Drug Discovery for the control of vesicular trafficking mechanisms in cellular processes of medical importance

Intracellular vesicular transport is essential for nearly all aspects of cellular physiology and plays a central role in the regulation of cellular homeostasis, cell division and immunity. Most vesicular transport processes are regulated by Rab proteins, monomeric GTPases of the Ras superfamily that act as membrane organizers. Different Rab proteins are distributed in specific cell compartments and, together with their effectors, synchronize and regulate vesicle motility, docking and fusion to specific acceptor membranes.

My laboratory is interested in the study of Rab GTPases and effector molecules and their role in trafficking mechanisms. In our studies, we utilize animal models and cellular systems with the common objective of elucidating the role of small Rab GTPases in physiology and disease. In addition, we have developed unique quantitative systems biology methods for the analysis of granule dynamics and positioned ourselves as one of the few laboratories studying the processes that control vesicular trafficking mechanisms preceding exocytosis in granulocytes. We are also interested in vesicular trafficking mechanisms associated with human disease including inflammation, diabetes, age-related macular degeneration (AMD) and lysosomal storage disorders.

We have developed and implemented high-throughput screening assays to identify small-molecule inhibitors and activators of vesicular trafficking and found specific modulators that will be utilized to answer mechanistic questions and to explore in vivo effects associated with clinically relevant processes including inflammation and sepsis, diabetes, age-related macular degeneration (AMD), lysosomal storage disorders and endocytic pathway-associated processes including viral entry and phagocytosis. The results of our research should uncover the molecular mechanisms regulating vesicular transport and lead to effective strategies for the treatment of human disease.


Vesicular trafficking in lysosomal storage diseases (LSDs)

LSD are genetic or acquired diseases characterized by anomalous accumulation of metabolites in the lysosomes. Increased levels of intralysosomal metabolites leads to cell malfunction and cell death. We have identified vesicular trafficking mechanisms that, when impaired, are associated with the development of abnormal levels of endoplasmic reticulum stress (ER stress) in LSDs. We have special interest in developing strategies directed at upregulating the vesicular trafficking pathways of cells that have accumulated metabolites in their lysosomes to restore normal cellular function and prevent cell death. We are currently exploring several trafficking pathways and utilizing high-throughput screening approaches to identify potential novel therapies for the treatment of LSDs.


Understanding Toll-like receptor signaling to improve the innate immune response to infections
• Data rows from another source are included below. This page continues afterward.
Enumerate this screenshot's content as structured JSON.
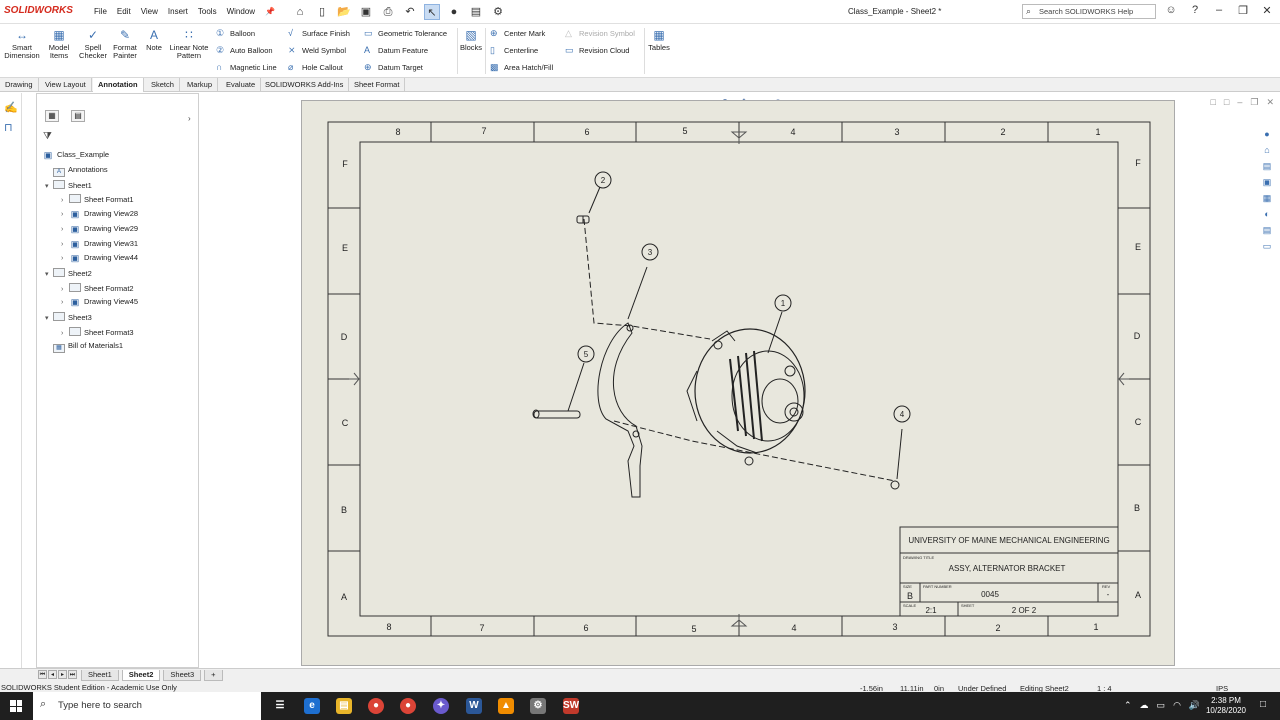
{
  "app": {
    "brand": "SOLIDWORKS",
    "doc_title": "Class_Example - Sheet2 *",
    "menus": [
      "File",
      "Edit",
      "View",
      "Insert",
      "Tools",
      "Window"
    ],
    "search_placeholder": "Search SOLIDWORKS Help"
  },
  "ribbon": {
    "smart_dimension": "Smart Dimension",
    "model_items": "Model Items",
    "spell_checker": "Spell Checker",
    "format_painter": "Format Painter",
    "note": "Note",
    "linear_note_pattern": "Linear Note Pattern",
    "balloon": "Balloon",
    "auto_balloon": "Auto Balloon",
    "magnetic_line": "Magnetic Line",
    "surface_finish": "Surface Finish",
    "weld_symbol": "Weld Symbol",
    "hole_callout": "Hole Callout",
    "geometric_tolerance": "Geometric Tolerance",
    "datum_feature": "Datum Feature",
    "datum_target": "Datum Target",
    "blocks": "Blocks",
    "center_mark": "Center Mark",
    "centerline": "Centerline",
    "area_hatch": "Area Hatch/Fill",
    "revision_symbol": "Revision Symbol",
    "revision_cloud": "Revision Cloud",
    "tables": "Tables"
  },
  "tabs": [
    {
      "label": "Drawing",
      "active": false
    },
    {
      "label": "View Layout",
      "active": false
    },
    {
      "label": "Annotation",
      "active": true
    },
    {
      "label": "Sketch",
      "active": false
    },
    {
      "label": "Markup",
      "active": false
    },
    {
      "label": "Evaluate",
      "active": false
    },
    {
      "label": "SOLIDWORKS Add-Ins",
      "active": false
    },
    {
      "label": "Sheet Format",
      "active": false
    }
  ],
  "tree": {
    "root": "Class_Example",
    "items": [
      {
        "label": "Annotations",
        "depth": 1,
        "expander": "",
        "kind": "annot"
      },
      {
        "label": "Sheet1",
        "depth": 1,
        "expander": "collapse",
        "kind": "sheet"
      },
      {
        "label": "Sheet Format1",
        "depth": 2,
        "expander": "expand",
        "kind": "format"
      },
      {
        "label": "Drawing View28",
        "depth": 2,
        "expander": "expand",
        "kind": "view"
      },
      {
        "label": "Drawing View29",
        "depth": 2,
        "expander": "expand",
        "kind": "view"
      },
      {
        "label": "Drawing View31",
        "depth": 2,
        "expander": "expand",
        "kind": "view"
      },
      {
        "label": "Drawing View44",
        "depth": 2,
        "expander": "expand",
        "kind": "view"
      },
      {
        "label": "Sheet2",
        "depth": 1,
        "expander": "collapse",
        "kind": "sheet"
      },
      {
        "label": "Sheet Format2",
        "depth": 2,
        "expander": "expand",
        "kind": "format"
      },
      {
        "label": "Drawing View45",
        "depth": 2,
        "expander": "expand",
        "kind": "view"
      },
      {
        "label": "Sheet3",
        "depth": 1,
        "expander": "collapse",
        "kind": "sheet"
      },
      {
        "label": "Sheet Format3",
        "depth": 2,
        "expander": "expand",
        "kind": "format"
      },
      {
        "label": "Bill of Materials1",
        "depth": 1,
        "expander": "",
        "kind": "bom"
      }
    ]
  },
  "drawing": {
    "zone_numbers_top": [
      "8",
      "7",
      "6",
      "5",
      "4",
      "3",
      "2",
      "1"
    ],
    "zone_numbers_bottom": [
      "8",
      "7",
      "6",
      "5",
      "4",
      "3",
      "2",
      "1"
    ],
    "zone_letters": [
      "F",
      "E",
      "D",
      "C",
      "B",
      "A"
    ],
    "balloons": [
      "1",
      "2",
      "3",
      "4",
      "5"
    ],
    "title_block": {
      "company": "UNIVERSITY OF MAINE MECHANICAL ENGINEERING",
      "drawing_title_label": "DRAWING TITLE",
      "drawing_title": "ASSY, ALTERNATOR BRACKET",
      "size_label": "SIZE",
      "size": "B",
      "part_number_label": "PART NUMBER",
      "part_number": "0045",
      "rev_label": "REV",
      "rev": "-",
      "scale_label": "SCALE",
      "scale": "2:1",
      "sheet_label": "SHEET",
      "sheet": "2 OF 2"
    }
  },
  "sheet_tabs": [
    {
      "label": "Sheet1",
      "active": false
    },
    {
      "label": "Sheet2",
      "active": true
    },
    {
      "label": "Sheet3",
      "active": false
    }
  ],
  "status": {
    "edition": "SOLIDWORKS Student Edition - Academic Use Only",
    "x": "-1.56in",
    "y": "11.11in",
    "z": "0in",
    "state": "Under Defined",
    "editing": "Editing Sheet2",
    "scale": "1 : 4",
    "units": "IPS"
  },
  "taskbar": {
    "search_placeholder": "Type here to search",
    "time": "2:38 PM",
    "date": "10/28/2020"
  }
}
Increasing evidence highlights the importance of the neutrophil response to bacterial infections in the modulation of the pathogenicity of the individual bacterial strains, the concomitant host response, and the course and outcome of infectious diseases. We perform research directed at understanding the signaling pathways that control the molecular mechanisms regulating the neutrophil response to soluble and particulate stimuli from pathogens during infections. In particular, we have examined the TLR-signaling involved in this regulation, and have dissected the signaling mechanisms that mediate synergism or tolerance during neutrophil activation. In this context, we have identified key roles for IRAK-4 and PI3-kinase but not TRIF during LPS-induced neutrophil activation.   


Other scientific Interests

Neutrophil extracellular traps (Nets)

NADPH Oxidase,

Immunological synapse

Exocytosis in non-inflammatory cells (prostate carcinoma cells, RPE)

Prostate cancer

Transcriptional Regulation

Signal transduction and phosphoinositides metabolism